**Activity**
Tell how many lines in these records contain the string "PatternTintAndShade", with only the number as the reply.

**Data extract**
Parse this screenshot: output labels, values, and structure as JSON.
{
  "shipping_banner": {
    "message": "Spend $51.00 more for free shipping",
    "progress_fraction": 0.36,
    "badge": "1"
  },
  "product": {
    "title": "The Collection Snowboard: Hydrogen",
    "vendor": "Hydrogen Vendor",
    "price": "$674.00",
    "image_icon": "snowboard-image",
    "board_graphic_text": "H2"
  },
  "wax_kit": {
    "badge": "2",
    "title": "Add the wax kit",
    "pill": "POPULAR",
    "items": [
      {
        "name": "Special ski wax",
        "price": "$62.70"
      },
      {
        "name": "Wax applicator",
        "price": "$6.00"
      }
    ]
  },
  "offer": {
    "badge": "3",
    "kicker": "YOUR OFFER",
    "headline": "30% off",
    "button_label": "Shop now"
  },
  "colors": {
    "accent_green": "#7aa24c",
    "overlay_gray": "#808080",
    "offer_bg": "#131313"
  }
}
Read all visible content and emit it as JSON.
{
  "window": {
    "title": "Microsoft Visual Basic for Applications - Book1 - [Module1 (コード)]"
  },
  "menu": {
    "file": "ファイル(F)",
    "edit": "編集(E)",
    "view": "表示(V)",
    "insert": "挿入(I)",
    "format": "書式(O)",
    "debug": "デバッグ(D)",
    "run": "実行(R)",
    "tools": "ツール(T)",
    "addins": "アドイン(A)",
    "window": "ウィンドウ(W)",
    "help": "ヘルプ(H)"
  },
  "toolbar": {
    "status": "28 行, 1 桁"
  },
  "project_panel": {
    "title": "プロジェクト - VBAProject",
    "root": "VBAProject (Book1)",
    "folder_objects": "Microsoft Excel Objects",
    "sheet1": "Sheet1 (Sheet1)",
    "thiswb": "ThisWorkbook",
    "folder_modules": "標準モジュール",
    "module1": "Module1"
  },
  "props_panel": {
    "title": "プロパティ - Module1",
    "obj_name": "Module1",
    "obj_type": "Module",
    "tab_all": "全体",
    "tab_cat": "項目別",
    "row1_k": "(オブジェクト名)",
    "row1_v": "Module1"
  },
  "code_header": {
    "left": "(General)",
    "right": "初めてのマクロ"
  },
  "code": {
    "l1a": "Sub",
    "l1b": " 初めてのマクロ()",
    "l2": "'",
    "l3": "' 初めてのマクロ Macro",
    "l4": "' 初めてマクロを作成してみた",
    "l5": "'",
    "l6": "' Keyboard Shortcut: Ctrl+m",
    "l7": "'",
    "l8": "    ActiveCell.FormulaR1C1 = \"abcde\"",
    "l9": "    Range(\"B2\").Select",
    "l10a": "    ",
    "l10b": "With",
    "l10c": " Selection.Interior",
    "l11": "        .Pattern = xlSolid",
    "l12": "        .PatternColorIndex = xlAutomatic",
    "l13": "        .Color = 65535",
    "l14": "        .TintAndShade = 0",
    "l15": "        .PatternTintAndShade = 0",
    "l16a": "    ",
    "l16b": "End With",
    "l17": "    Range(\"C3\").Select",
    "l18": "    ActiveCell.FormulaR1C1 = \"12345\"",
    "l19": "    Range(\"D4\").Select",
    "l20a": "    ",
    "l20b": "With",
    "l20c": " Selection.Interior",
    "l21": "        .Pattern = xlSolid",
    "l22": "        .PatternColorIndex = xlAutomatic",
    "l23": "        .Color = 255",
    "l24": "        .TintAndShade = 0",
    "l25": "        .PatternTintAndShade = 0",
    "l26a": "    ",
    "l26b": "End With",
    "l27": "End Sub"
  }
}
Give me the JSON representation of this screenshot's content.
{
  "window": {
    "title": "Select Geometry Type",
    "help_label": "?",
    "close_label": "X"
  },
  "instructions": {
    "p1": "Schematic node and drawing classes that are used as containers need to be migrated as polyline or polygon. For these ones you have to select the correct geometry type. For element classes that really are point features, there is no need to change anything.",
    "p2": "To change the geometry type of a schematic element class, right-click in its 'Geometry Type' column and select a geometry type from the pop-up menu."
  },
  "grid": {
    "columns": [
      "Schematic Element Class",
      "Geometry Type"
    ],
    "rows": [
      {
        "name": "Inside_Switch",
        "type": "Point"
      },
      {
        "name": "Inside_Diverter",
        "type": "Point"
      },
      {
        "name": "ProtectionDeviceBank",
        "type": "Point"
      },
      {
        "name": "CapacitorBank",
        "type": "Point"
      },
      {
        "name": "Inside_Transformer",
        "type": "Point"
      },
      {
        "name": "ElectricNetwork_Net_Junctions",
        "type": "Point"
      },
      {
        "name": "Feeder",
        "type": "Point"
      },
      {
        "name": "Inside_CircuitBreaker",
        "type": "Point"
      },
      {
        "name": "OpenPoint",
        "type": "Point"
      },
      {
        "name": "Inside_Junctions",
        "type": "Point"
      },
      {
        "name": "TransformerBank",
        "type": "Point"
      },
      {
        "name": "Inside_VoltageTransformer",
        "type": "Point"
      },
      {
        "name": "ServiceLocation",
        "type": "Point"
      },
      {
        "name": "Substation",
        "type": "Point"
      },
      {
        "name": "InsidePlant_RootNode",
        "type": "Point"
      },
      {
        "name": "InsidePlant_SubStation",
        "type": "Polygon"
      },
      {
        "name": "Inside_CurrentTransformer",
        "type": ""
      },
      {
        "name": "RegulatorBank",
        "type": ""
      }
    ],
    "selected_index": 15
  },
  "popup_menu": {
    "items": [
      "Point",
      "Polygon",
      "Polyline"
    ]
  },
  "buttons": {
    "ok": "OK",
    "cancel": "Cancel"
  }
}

**Result of the exercise**
2